In our regular Brexit column we look at how specific sector might be affected when the UK leaves the EU. This time we hear from insolvency practitioner Steven Wiseglass, FSB member and director at forensic accounting and insolvency practice, Inquesta
As the way companies enter the insolvency process is governed by an Act of Parliament, Brexit will mean little or no change to how professionals in my industry operate. However, uncertainty hovers over a number of areas. In the main, EU regulations mean an insolvency can be recognised in other member states. Let’s say a UK bankrupt has a property in Spain. The bankruptcy will be recognised in Spain, and this allows the trustee in bankruptcy to sell the property. Leaving the EU may make this harder, and how we handle these matters in the long-term will hinge on the final trade deal.
If we get a bad Brexit deal, the knock-on effect on UK companies that rely on trade with the EU could be severe, and more corporate insolvencies could follow. That will keep practitioners like myself busy. Failing businesses could lead in turn to swathes of redundancies and leave employees struggling to find new jobs, in which case there could be a sharp rise in the number of personal insolvencies.
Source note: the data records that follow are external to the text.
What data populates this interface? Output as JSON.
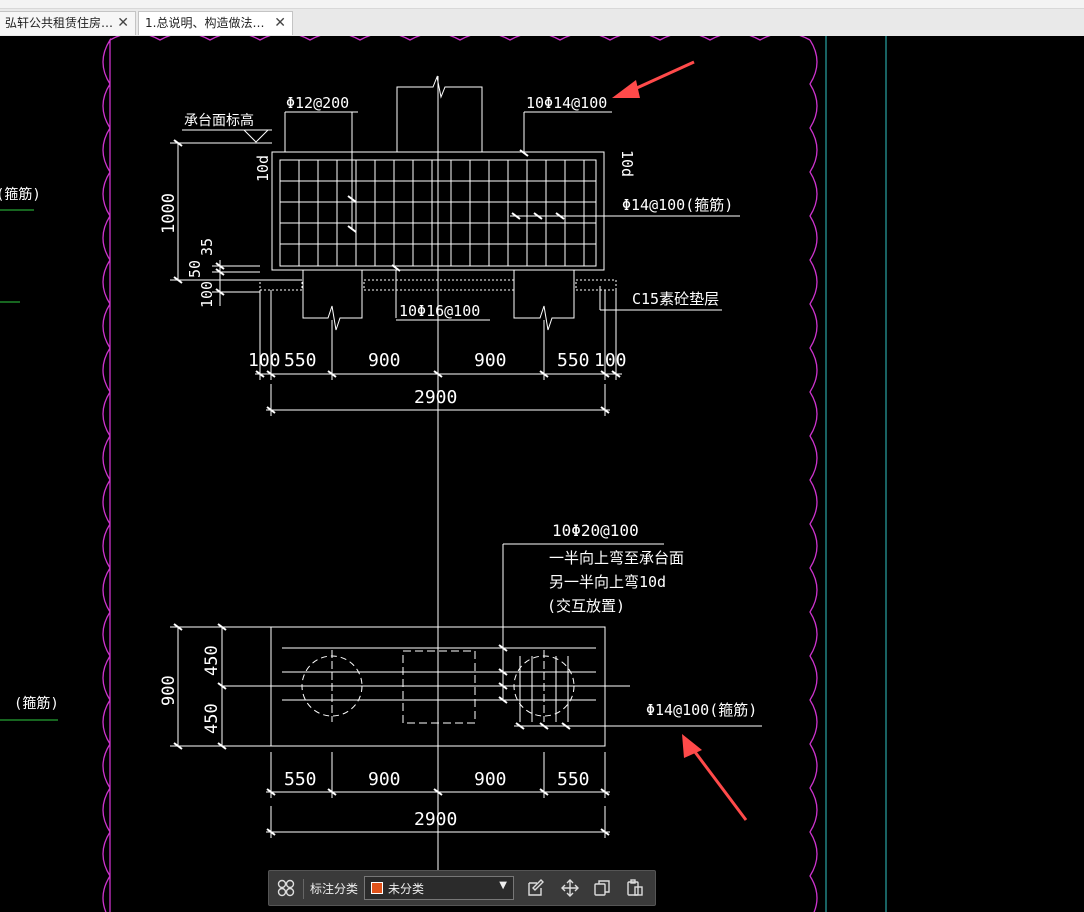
{
  "colors": {
    "background": "#000000",
    "drawing_lines": "#ffffff",
    "cloud_border": "#cc33cc",
    "frame_line": "#2fc4c4",
    "annotation_arrow": "#ff4a4a",
    "green_underline": "#2ecc40",
    "category_swatch": "#e0521a"
  },
  "tabs": [
    {
      "label": "弘轩公共租赁住房…",
      "close": "✕"
    },
    {
      "label": "1.总说明、构造做法…",
      "close": "✕"
    }
  ],
  "left_labels": {
    "rebar1": "(箍筋)",
    "rebar2": "(箍筋)"
  },
  "section": {
    "top_rebar": "Φ12@200",
    "top_right_rebar": "10Φ14@100",
    "cap_level": "承台面标高",
    "anchor_left": "10d",
    "anchor_right": "10d",
    "stirrup": "Φ14@100(箍筋)",
    "height": "1000",
    "dim_35": "35",
    "dim_50": "50",
    "dim_100": "100",
    "bottom_rebar": "10Φ16@100",
    "bedding": "C15素砼垫层",
    "dims": [
      "100",
      "550",
      "900",
      "900",
      "550",
      "100"
    ],
    "total": "2900"
  },
  "plan": {
    "rebar_note_1": "10Φ20@100",
    "rebar_note_2": "一半向上弯至承台面",
    "rebar_note_3": "另一半向上弯10d",
    "rebar_note_4": "(交互放置)",
    "stirrup": "Φ14@100(箍筋)",
    "width": "900",
    "half_top": "450",
    "half_bottom": "450",
    "dims": [
      "550",
      "900",
      "900",
      "550"
    ],
    "total": "2900"
  },
  "toolbar": {
    "grid_icon": "apps-icon",
    "label": "标注分类",
    "category": "未分类",
    "dropdown": "▼",
    "edit_icon": "edit-icon",
    "move_icon": "move-icon",
    "copy_icon": "copy-icon",
    "paste_icon": "paste-icon"
  }
}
However, unless that happens, I believe there will be little change to the personal insolvency market, which mainly comprises credit card and tax debts and bank loans.